Have you ever tried to do that? Read the Bible so matter-of-factly?
Great if you have. Well done. Did you receive any extra favour from the Lord?
At this time you may be a little jaded if you’ve been faithful to Bible reading plans as much as they’ve been faithful to you. But consider this:
1. A Bible reading plan encourages a legalistic view of devotional time; a certain quantity of the Bible must be read to satisfy the criteria. Quantity is okay, provided there is sufficient time to go with the Holy Spirit who will ask us to plunge into one verse, or even one word of the text, and study it deeply. Following a Bible reading plan can, at times, disallow such freedom.
2. In ticking off the chapters as we go, does any of the text we’ve just read infiltrate our minds sufficiently to seep into our hearts — and change us? A devotional activity is transformative. We are after growth in the Holy Spirit. The Spirit breathes through us through our time in the Word, and through our times of meditating on the Word in between devotional times. If our Bible reading plan is being accomplished, yet we feel we are not growing, the Holy Spirit might be revealing something.
3. To select one book of the Bible — or even one section — and stay there for months, or even a year or more, can be a healthier pursuit of God’s Word to ends of actual spiritual growth, emotional stability, and mental groundedness. The biggest growth period of my life occurred as a result of studying Proverbs — one chapter a day — each month — for eighteen months. I never set out to do it that long; God’s Spirit impelled me. More recently I’ve been studying the Sermon on the Mount. And not just the Word. Reading the commentaries, listening to sermons on it, going into the virtuosity of Jesus’ most famous teaching.
4. If you’ve tried and failed to stick to a Bible reading plan, you’ll know of the inner shame that can produce. This inner shame is not from God, but from Satan. God’s the one making our devotional lives easier and more manageable — if our heart’s in it. But Satan wants to complicate every good thing.
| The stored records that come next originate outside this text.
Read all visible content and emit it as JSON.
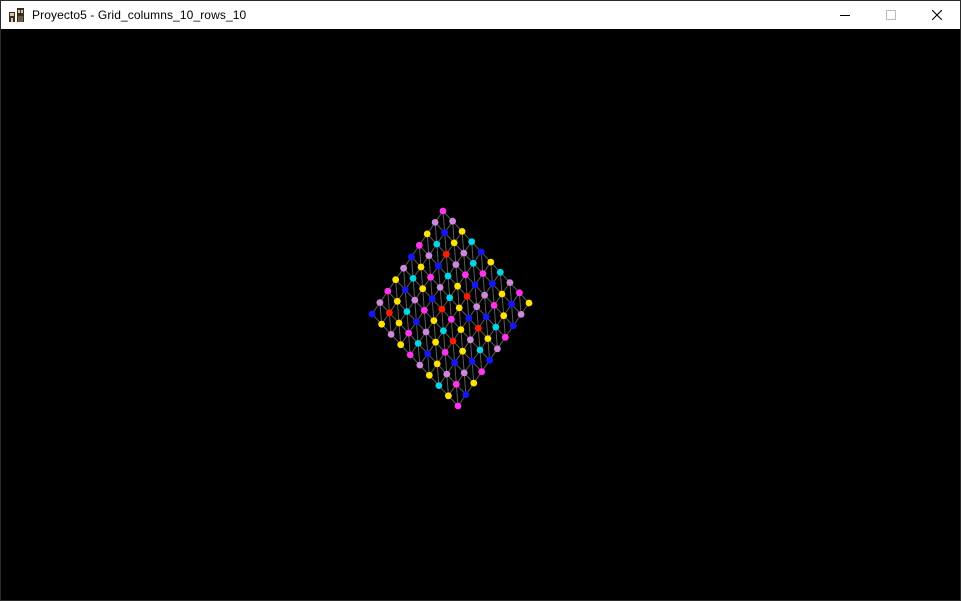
{
  "window": {
    "title": "Proyecto5 - Grid_columns_10_rows_10",
    "icon": "app-icon",
    "controls": [
      "minimize-icon",
      "maximize-icon",
      "close-icon"
    ]
  },
  "scene": {
    "background": "#000000",
    "grid_columns": 10,
    "grid_rows": 10,
    "line_color": "#5a5a5a",
    "palette": {
      "Y": "#ffe400",
      "M": "#ff33ee",
      "L": "#cc88dd",
      "B": "#1515ff",
      "C": "#00d6e6",
      "R": "#ff1a00"
    },
    "node_colors": [
      "MLYCBYCLMY",
      "LBYLCMBYBL",
      "YCRLMBLMYB",
      "MLBCYRLBCM",
      "BYMLCYBRYL",
      "LCYBRMYLCB",
      "YBLMYCRYBM",
      "MYCBLYMBLY",
      "LRYMCBYLMB",
      "BYLYMLYCYM"
    ]
  }
}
I’m not saying Bible reading plans are bad. They work for some people, indeed many. But they are not the be-all or end-all for many people, and some of the best growth comes when we are free to be led by the Spirit alone.
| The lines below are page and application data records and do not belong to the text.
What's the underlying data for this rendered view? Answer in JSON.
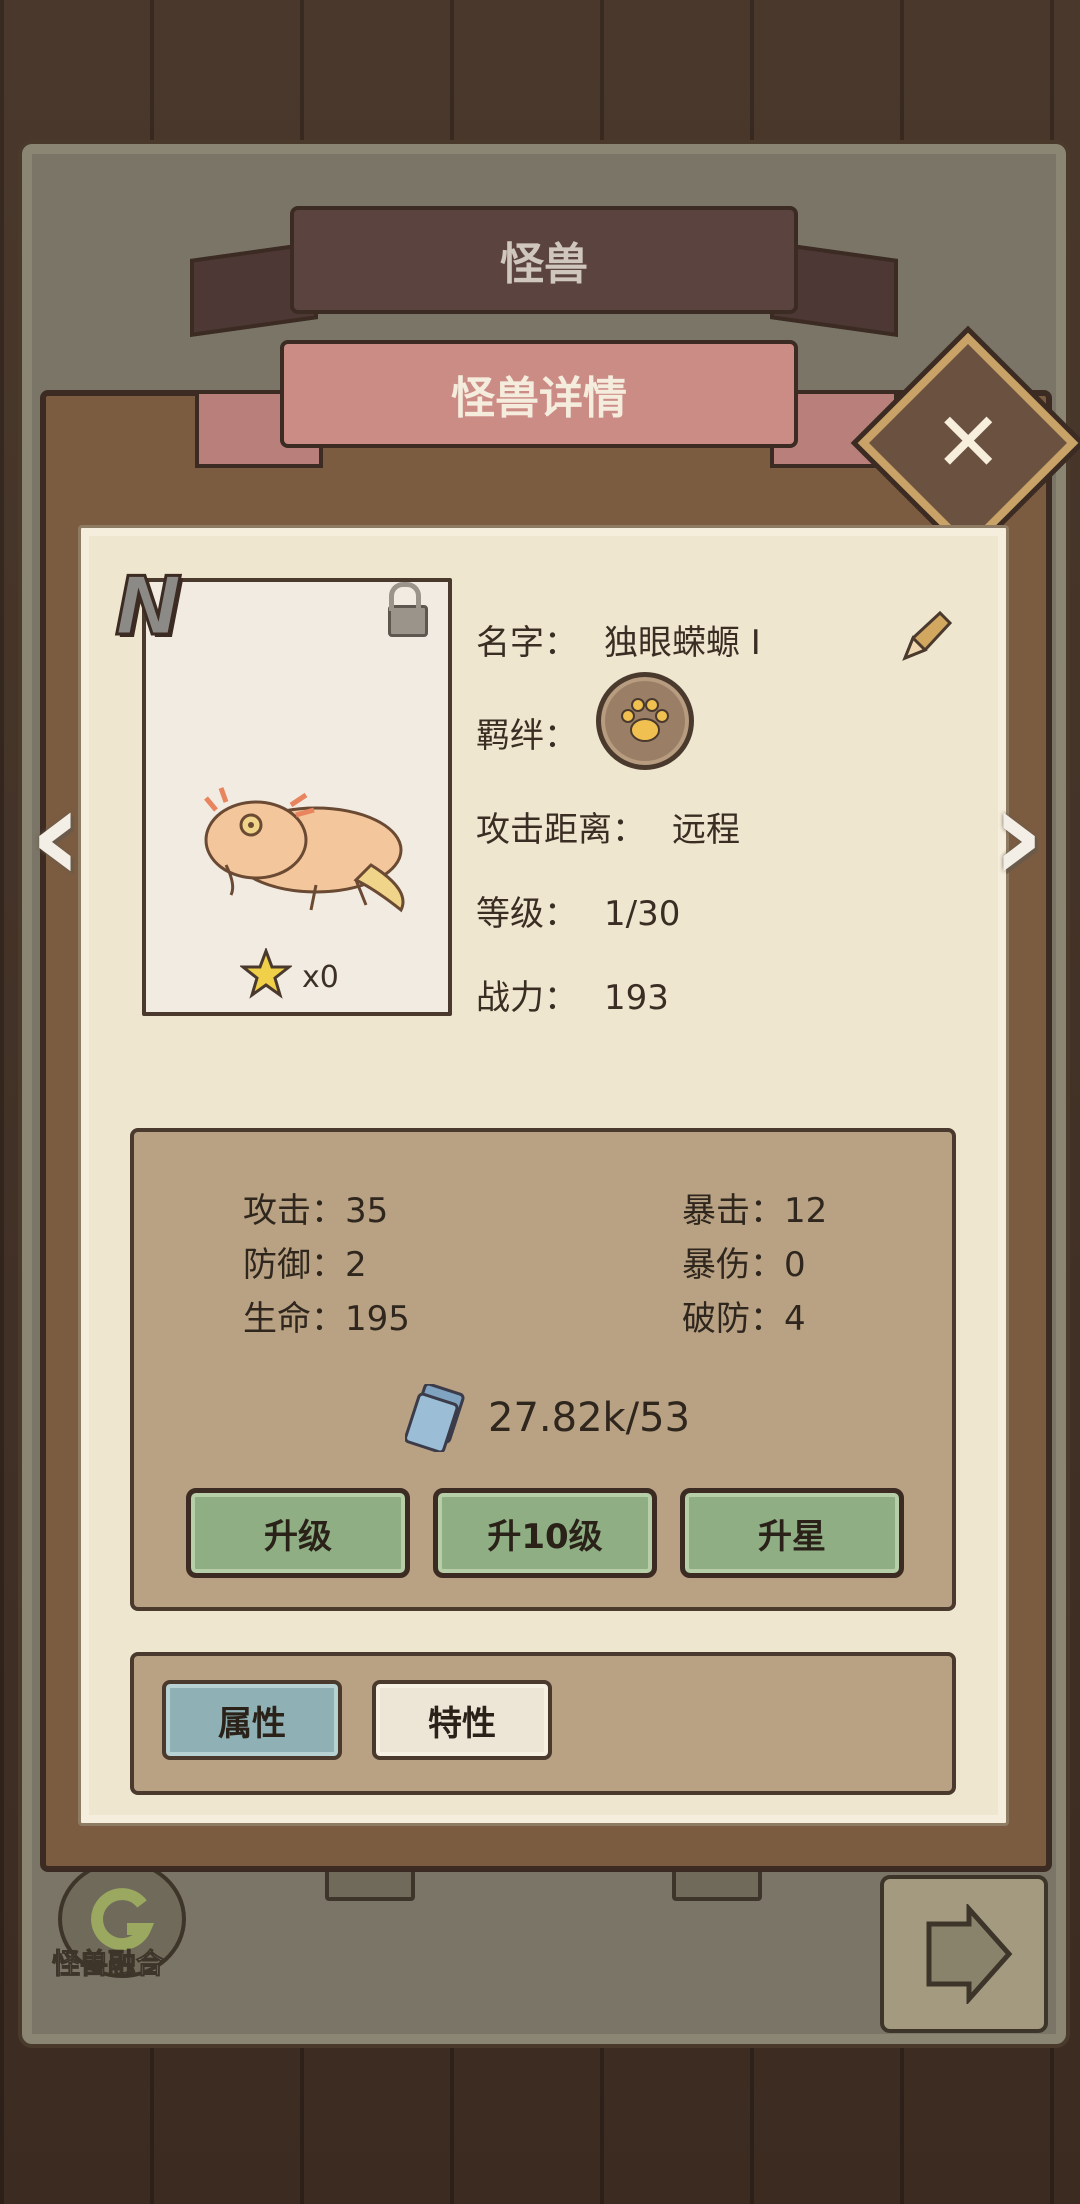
{
  "header": {
    "title": "怪兽"
  },
  "dialog": {
    "title": "怪兽详情",
    "close_label": "✕"
  },
  "card": {
    "rarity": "N",
    "star_count": "x0"
  },
  "info": {
    "name_label": "名字：",
    "name_value": "独眼蝾螈 I",
    "bond_label": "羁绊：",
    "range_label": "攻击距离：",
    "range_value": "远程",
    "level_label": "等级：",
    "level_value": "1/30",
    "power_label": "战力：",
    "power_value": "193"
  },
  "stats": {
    "attack": "攻击：35",
    "defense": "防御：2",
    "hp": "生命：195",
    "crit": "暴击：12",
    "crit_dmg": "暴伤：0",
    "armor_pen": "破防：4",
    "exp": "27.82k/53"
  },
  "buttons": {
    "level_up": "升级",
    "level_up_10": "升10级",
    "star_up": "升星"
  },
  "tabs": {
    "attributes": "属性",
    "traits": "特性"
  },
  "background": {
    "fusion_label": "怪兽融合"
  },
  "icons": {
    "close": "close-icon",
    "lock": "unlock-icon",
    "star": "star-icon",
    "pencil": "pencil-icon",
    "paw": "paw-icon",
    "book": "monster-book-icon"
  }
}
My advice when it comes to reading your Bible is fall in love with it, and grow with the Holy Spirit wherever he takes you.
© 2015 S. J. Wickham.